“The Hárro are a people who have inhabited the icebound northern polar continent of Borelia for over twelve


thousand years. They, and the other Borelian nations such as the Hirvi, had limited contact with the world outside their continent until the turn of the century. As the pressures of imperialism drove the world powers towards colonisation, many turned north to the pole and discovered a land rich in natural resources. As capitalism crept into the north it tore the traditional social relations of the Hárro apart, forcing the councils of elders and chiefs into the roles of a state body. In some instance these proto-state formations aided in fostering development and cooperation with the southern powers, while others reacted against the encroachment of modernity. After a period of civil violence the de facto state role of the Great Council of Elders was formalised and the Commonwealth was recognised by the southern powers...

...In the sixty years since it’s formation, Harmark has undergone a period of industrialisation and development, fed by capital from the south and its wealth in natural resources. The various industries the spring from the timber trade predominated, with small paper and furniture factories becoming common place. The mining and smelting, shipping and shipbuilding, and fisheries are also important economic sectors. Along with it’s economic modernisation came the destruction of the old tribal system of governance. Amidst a burgeoning indigenous capitalist class and an explosive and young workers’ movement the chiefs and elders were sidelined. An elected parliament was implemented in 1926, yet lacked any concrete legislative powers and was limited to making suggestions to the Great Council. The Revolution of 1928 removed the chiefs and elders, introduced universal suffrage and made the Chamber of Deputies the supreme legislative body...

...With the introduction of a parliamentary system came the basis for more intense class conflict and the beginnings of a social democratic movement in Harmark. Since the formation in 1934 of the Social Democratic Labour Party (Sosialdemokráhtalas Tonteki Bellodat, STB), the idea of the “álbmotruoktu” (People’s Home) and the socialisation of the economy has been a dream held in the hearts of many Hárro workers...”

    - extracts from Rijá Nikkesen, People of the Ice: A Contemporary Sociology of the Borelian Nations (1981)

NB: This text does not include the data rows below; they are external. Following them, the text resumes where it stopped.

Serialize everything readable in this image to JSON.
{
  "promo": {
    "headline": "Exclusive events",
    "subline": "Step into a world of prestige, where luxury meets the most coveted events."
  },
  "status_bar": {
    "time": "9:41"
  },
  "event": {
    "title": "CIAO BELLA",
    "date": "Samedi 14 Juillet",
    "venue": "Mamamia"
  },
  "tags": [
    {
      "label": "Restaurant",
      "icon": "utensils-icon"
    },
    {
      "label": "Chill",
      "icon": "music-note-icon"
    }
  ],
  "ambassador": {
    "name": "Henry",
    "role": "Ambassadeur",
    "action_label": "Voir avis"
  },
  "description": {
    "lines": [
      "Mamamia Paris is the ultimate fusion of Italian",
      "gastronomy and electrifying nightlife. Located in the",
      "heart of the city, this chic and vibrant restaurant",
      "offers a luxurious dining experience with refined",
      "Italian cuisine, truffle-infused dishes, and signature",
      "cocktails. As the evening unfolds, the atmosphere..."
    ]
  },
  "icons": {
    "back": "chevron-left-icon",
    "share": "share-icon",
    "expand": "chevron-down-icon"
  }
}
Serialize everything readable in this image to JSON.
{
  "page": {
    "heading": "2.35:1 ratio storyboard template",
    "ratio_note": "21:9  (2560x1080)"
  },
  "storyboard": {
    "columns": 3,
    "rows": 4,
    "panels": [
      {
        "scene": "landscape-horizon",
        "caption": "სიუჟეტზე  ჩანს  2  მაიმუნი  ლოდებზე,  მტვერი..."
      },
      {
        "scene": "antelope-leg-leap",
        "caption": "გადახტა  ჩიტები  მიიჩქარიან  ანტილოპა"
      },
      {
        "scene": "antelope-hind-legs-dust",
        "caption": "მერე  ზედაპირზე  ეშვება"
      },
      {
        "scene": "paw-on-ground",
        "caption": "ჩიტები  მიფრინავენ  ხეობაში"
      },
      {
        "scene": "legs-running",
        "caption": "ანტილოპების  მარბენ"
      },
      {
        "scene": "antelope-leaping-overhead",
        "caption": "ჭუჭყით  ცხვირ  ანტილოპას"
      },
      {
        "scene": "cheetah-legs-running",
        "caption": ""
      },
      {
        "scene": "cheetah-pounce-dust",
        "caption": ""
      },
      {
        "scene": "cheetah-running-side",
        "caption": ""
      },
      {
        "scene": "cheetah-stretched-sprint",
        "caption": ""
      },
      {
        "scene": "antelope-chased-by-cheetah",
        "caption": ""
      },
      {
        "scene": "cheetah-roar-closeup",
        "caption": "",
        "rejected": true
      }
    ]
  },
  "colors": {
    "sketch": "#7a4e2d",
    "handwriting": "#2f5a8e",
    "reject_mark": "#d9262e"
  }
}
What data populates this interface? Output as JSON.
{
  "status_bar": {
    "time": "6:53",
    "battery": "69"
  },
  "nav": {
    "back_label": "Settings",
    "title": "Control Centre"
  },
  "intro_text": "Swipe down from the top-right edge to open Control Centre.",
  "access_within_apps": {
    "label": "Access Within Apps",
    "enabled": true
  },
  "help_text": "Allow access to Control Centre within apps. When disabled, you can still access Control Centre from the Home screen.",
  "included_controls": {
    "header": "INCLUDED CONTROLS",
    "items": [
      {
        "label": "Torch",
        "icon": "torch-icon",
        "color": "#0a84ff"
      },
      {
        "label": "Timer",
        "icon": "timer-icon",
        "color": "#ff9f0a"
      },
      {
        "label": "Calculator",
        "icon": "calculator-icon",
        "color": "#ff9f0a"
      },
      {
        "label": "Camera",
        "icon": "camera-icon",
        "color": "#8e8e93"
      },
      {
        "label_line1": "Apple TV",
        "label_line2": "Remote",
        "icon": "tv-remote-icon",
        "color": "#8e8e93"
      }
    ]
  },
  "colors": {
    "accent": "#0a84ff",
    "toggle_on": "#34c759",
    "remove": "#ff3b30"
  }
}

Three years ago the Popular Front (Bivnnut Gállu, BG) an electoral alliance comprised of the STB, KB, and IBV, won a parliamentary majority in the general election giving them full legislative and executive power. The implementation of a series of reforms aimed at increasing pensions, raising wages, and the beginnings of widespread nationalisations. Due to economic sabotage by the capitalist class and the printing of money to provide short term liquidity, a serious inflationary crisis has developed. The crisis has, rather than turned popular opinion away from the government, led to an explosion of labour militancy and industrial action. With fresh elections approaching the social polarisation between socialism and reaction is only deepening.